MATERIAL FOR THE TASK below:

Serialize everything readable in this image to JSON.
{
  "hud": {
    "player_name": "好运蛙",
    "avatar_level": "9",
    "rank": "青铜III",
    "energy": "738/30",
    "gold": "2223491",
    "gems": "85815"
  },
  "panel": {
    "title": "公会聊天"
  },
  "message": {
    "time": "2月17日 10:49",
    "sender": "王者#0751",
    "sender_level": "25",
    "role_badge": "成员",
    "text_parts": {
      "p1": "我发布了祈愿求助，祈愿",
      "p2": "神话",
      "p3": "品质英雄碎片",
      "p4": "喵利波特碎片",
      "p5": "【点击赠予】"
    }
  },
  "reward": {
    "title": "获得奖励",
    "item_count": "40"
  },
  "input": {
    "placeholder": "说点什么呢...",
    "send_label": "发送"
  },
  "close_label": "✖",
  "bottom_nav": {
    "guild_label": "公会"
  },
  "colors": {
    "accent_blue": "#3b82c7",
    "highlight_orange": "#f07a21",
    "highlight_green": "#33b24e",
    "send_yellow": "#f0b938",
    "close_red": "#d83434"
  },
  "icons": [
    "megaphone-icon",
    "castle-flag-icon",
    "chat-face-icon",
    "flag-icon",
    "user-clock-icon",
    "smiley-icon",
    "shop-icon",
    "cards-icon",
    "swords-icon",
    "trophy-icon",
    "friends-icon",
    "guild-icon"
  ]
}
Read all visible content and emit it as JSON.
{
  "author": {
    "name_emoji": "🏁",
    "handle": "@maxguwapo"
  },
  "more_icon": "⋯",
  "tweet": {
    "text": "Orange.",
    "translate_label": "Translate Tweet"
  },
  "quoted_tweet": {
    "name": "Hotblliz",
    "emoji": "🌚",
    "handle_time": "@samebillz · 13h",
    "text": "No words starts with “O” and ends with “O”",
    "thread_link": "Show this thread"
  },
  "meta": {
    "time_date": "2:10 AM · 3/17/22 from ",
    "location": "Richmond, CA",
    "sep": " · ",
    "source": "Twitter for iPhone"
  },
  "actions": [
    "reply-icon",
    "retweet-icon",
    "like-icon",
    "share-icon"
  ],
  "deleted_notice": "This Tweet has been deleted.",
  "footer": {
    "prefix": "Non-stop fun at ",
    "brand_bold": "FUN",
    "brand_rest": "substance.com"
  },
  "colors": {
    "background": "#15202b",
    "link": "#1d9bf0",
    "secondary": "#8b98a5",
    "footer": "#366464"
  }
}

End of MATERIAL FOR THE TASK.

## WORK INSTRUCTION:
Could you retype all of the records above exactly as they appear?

## WRITTEN ANSWER:
Serialize everything readable in this image to JSON.
{
  "hud": {
    "player_name": "好运蛙",
    "avatar_level": "9",
    "rank": "青铜III",
    "energy": "738/30",
    "gold": "2223491",
    "gems": "85815"
  },
  "panel": {
    "title": "公会聊天"
  },
  "message": {
    "time": "2月17日 10:49",
    "sender": "王者#0751",
    "sender_level": "25",
    "role_badge": "成员",
    "text_parts": {
      "p1": "我发布了祈愿求助，祈愿",
      "p2": "神话",
      "p3": "品质英雄碎片",
      "p4": "喵利波特碎片",
      "p5": "【点击赠予】"
    }
  },
  "reward": {
    "title": "获得奖励",
    "item_count": "40"
  },
  "input": {
    "placeholder": "说点什么呢...",
    "send_label": "发送"
  },
  "close_label": "✖",
  "bottom_nav": {
    "guild_label": "公会"
  },
  "colors": {
    "accent_blue": "#3b82c7",
    "highlight_orange": "#f07a21",
    "highlight_green": "#33b24e",
    "send_yellow": "#f0b938",
    "close_red": "#d83434"
  },
  "icons": [
    "megaphone-icon",
    "castle-flag-icon",
    "chat-face-icon",
    "flag-icon",
    "user-clock-icon",
    "smiley-icon",
    "shop-icon",
    "cards-icon",
    "swords-icon",
    "trophy-icon",
    "friends-icon",
    "guild-icon"
  ]
}
Read all visible content and emit it as JSON.
{
  "author": {
    "name_emoji": "🏁",
    "handle": "@maxguwapo"
  },
  "more_icon": "⋯",
  "tweet": {
    "text": "Orange.",
    "translate_label": "Translate Tweet"
  },
  "quoted_tweet": {
    "name": "Hotblliz",
    "emoji": "🌚",
    "handle_time": "@samebillz · 13h",
    "text": "No words starts with “O” and ends with “O”",
    "thread_link": "Show this thread"
  },
  "meta": {
    "time_date": "2:10 AM · 3/17/22 from ",
    "location": "Richmond, CA",
    "sep": " · ",
    "source": "Twitter for iPhone"
  },
  "actions": [
    "reply-icon",
    "retweet-icon",
    "like-icon",
    "share-icon"
  ],
  "deleted_notice": "This Tweet has been deleted.",
  "footer": {
    "prefix": "Non-stop fun at ",
    "brand_bold": "FUN",
    "brand_rest": "substance.com"
  },
  "colors": {
    "background": "#15202b",
    "link": "#1d9bf0",
    "secondary": "#8b98a5",
    "footer": "#366464"
  }
}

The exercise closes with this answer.